Data records for software interfaces

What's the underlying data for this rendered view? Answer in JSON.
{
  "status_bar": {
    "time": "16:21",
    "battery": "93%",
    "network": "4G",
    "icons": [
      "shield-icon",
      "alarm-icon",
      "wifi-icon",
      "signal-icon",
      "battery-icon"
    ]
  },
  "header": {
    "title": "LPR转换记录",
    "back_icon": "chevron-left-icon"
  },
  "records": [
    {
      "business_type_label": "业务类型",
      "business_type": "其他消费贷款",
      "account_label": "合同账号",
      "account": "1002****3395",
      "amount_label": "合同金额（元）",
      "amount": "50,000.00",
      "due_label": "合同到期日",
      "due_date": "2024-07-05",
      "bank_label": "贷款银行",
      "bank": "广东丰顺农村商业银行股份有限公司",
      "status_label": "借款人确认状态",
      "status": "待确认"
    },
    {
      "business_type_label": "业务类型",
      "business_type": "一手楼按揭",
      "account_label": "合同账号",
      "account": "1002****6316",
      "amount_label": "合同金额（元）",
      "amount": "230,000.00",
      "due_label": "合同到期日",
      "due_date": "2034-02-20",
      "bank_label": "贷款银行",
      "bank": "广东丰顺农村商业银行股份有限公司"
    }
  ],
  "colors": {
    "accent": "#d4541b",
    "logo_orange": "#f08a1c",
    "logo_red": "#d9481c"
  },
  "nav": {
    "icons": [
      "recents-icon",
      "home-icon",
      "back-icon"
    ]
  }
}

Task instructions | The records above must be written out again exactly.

Response for this exercise |
What's the underlying data for this rendered view? Answer in JSON.
{
  "status_bar": {
    "time": "16:21",
    "battery": "93%",
    "network": "4G",
    "icons": [
      "shield-icon",
      "alarm-icon",
      "wifi-icon",
      "signal-icon",
      "battery-icon"
    ]
  },
  "header": {
    "title": "LPR转换记录",
    "back_icon": "chevron-left-icon"
  },
  "records": [
    {
      "business_type_label": "业务类型",
      "business_type": "其他消费贷款",
      "account_label": "合同账号",
      "account": "1002****3395",
      "amount_label": "合同金额（元）",
      "amount": "50,000.00",
      "due_label": "合同到期日",
      "due_date": "2024-07-05",
      "bank_label": "贷款银行",
      "bank": "广东丰顺农村商业银行股份有限公司",
      "status_label": "借款人确认状态",
      "status": "待确认"
    },
    {
      "business_type_label": "业务类型",
      "business_type": "一手楼按揭",
      "account_label": "合同账号",
      "account": "1002****6316",
      "amount_label": "合同金额（元）",
      "amount": "230,000.00",
      "due_label": "合同到期日",
      "due_date": "2034-02-20",
      "bank_label": "贷款银行",
      "bank": "广东丰顺农村商业银行股份有限公司"
    }
  ],
  "colors": {
    "accent": "#d4541b",
    "logo_orange": "#f08a1c",
    "logo_red": "#d9481c"
  },
  "nav": {
    "icons": [
      "recents-icon",
      "home-icon",
      "back-icon"
    ]
  }
}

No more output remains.